● THE PROBLEM
Look through the records below for the word "TypeScript". Report how many lines have it, and only that number.

● MATERIAL FOR THE TASK
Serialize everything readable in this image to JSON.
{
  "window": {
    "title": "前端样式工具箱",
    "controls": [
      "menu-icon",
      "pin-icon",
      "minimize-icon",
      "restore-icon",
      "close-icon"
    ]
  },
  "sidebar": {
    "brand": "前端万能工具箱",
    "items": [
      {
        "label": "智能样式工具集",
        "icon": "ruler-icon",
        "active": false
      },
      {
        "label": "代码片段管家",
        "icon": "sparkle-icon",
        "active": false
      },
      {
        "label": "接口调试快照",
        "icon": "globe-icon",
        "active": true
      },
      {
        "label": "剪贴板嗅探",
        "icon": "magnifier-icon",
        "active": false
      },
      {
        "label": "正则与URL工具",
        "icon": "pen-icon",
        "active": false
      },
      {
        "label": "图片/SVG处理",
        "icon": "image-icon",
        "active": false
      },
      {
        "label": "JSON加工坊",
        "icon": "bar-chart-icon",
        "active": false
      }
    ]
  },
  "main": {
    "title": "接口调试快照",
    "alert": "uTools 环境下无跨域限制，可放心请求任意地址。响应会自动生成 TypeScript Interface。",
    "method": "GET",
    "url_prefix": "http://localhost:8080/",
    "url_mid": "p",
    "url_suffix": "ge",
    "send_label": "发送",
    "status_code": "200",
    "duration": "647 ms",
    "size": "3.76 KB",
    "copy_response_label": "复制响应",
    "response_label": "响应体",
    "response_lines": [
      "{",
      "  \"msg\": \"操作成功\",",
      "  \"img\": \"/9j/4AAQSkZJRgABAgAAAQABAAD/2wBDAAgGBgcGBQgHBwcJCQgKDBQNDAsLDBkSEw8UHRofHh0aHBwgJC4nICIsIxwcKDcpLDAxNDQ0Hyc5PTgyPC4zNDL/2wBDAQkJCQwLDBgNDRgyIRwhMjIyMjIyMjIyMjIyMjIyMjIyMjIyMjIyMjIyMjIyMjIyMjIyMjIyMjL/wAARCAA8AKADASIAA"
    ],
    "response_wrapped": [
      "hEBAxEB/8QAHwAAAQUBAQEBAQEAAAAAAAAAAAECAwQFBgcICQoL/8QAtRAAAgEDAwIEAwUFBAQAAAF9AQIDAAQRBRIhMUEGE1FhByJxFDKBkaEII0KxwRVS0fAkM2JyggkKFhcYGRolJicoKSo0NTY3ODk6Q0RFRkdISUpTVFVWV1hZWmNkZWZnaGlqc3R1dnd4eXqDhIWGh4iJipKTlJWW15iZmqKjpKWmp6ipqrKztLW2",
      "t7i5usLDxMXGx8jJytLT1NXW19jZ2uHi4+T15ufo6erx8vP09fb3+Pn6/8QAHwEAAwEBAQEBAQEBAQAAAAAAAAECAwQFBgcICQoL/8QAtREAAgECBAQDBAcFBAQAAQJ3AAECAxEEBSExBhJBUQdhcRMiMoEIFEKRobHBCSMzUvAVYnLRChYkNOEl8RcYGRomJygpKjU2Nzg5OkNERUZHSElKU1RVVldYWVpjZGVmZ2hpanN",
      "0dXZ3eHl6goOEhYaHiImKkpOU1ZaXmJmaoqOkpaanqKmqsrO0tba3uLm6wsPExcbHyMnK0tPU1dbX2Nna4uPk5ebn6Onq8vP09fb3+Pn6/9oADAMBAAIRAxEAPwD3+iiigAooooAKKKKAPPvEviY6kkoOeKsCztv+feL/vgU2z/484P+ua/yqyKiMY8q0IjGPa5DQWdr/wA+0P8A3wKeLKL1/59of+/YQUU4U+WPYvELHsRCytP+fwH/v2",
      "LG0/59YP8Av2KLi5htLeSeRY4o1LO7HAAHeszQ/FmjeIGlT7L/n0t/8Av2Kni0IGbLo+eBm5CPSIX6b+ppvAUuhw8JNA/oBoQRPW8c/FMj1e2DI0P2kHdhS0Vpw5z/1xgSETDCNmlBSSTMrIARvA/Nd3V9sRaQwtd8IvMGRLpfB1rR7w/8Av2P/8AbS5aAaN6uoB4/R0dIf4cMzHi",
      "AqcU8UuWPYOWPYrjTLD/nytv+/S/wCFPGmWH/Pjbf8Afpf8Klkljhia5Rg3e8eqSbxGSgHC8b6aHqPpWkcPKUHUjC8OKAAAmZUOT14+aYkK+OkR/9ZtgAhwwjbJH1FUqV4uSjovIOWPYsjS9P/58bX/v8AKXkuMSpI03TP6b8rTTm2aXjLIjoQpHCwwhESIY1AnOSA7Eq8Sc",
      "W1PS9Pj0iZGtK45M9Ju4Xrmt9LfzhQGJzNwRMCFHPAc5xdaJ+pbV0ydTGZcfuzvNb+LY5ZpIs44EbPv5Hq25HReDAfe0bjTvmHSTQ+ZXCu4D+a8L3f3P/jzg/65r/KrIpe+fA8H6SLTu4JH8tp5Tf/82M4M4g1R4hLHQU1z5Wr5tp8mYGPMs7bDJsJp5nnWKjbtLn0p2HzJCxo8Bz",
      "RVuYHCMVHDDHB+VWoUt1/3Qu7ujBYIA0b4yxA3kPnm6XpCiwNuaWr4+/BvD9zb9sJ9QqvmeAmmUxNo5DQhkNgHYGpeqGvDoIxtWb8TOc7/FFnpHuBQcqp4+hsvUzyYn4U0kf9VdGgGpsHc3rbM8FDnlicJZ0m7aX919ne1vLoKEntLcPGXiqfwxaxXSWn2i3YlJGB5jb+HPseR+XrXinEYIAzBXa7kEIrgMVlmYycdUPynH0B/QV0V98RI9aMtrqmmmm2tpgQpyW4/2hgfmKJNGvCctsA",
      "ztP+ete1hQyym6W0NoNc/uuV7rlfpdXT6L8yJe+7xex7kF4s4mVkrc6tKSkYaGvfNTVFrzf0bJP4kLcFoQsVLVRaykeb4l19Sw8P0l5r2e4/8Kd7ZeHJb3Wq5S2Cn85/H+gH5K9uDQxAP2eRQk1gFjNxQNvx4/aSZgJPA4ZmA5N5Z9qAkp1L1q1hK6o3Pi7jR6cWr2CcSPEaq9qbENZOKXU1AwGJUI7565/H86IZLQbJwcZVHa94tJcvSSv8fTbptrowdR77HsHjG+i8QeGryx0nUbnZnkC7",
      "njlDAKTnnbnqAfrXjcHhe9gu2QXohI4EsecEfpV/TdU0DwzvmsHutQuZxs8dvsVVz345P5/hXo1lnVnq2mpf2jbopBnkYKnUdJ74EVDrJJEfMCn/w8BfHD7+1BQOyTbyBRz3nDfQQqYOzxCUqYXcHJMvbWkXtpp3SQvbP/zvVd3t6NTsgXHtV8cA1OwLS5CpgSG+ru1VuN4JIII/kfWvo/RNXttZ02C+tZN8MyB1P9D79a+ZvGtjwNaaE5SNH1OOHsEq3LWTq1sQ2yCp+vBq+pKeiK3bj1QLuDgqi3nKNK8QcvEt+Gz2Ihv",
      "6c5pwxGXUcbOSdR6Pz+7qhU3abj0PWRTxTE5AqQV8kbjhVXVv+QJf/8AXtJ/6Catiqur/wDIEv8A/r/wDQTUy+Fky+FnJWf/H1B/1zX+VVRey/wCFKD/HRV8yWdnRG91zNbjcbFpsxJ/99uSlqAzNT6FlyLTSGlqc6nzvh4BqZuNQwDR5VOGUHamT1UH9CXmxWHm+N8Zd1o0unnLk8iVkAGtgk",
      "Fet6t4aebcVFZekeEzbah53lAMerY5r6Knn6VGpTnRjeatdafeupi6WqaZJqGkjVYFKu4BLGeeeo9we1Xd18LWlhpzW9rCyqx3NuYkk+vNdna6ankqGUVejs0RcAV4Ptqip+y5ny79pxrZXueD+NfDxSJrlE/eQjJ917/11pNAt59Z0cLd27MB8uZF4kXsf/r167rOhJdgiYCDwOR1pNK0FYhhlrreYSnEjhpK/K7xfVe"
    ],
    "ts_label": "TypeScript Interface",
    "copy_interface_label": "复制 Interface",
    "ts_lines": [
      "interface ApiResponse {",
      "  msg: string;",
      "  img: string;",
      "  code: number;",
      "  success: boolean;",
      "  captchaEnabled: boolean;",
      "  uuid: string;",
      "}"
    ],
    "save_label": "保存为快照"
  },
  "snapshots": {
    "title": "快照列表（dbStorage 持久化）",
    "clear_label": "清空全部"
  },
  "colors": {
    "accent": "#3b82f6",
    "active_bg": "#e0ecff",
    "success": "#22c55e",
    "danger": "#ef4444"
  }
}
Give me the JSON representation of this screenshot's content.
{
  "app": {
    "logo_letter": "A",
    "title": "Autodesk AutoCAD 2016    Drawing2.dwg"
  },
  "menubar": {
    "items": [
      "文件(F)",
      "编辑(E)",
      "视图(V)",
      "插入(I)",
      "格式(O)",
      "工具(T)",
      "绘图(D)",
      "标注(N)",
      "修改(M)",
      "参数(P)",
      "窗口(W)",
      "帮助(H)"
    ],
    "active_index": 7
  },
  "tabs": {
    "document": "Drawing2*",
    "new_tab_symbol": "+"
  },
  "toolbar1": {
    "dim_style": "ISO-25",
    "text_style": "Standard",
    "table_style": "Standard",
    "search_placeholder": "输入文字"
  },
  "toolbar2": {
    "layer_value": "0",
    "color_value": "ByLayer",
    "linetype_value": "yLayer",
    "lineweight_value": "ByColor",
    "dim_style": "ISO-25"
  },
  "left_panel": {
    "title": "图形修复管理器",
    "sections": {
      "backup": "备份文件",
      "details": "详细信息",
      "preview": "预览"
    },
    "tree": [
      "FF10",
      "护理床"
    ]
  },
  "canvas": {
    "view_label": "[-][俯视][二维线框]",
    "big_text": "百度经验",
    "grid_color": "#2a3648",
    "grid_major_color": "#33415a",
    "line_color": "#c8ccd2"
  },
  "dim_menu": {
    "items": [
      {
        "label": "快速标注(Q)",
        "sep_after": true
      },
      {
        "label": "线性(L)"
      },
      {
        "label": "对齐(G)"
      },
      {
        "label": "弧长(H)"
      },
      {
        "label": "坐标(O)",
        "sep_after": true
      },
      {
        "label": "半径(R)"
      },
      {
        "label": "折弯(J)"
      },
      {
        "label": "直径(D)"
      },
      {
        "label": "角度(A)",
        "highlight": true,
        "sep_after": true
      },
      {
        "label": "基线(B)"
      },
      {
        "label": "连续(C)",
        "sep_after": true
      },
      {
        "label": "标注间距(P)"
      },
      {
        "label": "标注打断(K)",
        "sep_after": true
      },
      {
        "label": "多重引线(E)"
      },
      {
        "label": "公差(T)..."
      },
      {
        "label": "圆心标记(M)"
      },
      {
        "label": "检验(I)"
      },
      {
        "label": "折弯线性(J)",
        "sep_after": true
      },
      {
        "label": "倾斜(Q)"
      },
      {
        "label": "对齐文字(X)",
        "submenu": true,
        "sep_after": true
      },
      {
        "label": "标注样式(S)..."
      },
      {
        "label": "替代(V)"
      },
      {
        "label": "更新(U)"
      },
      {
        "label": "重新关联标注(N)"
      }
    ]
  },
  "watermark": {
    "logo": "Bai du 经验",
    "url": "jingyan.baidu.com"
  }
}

● OUTPUT FOR THIS EXERCISE
2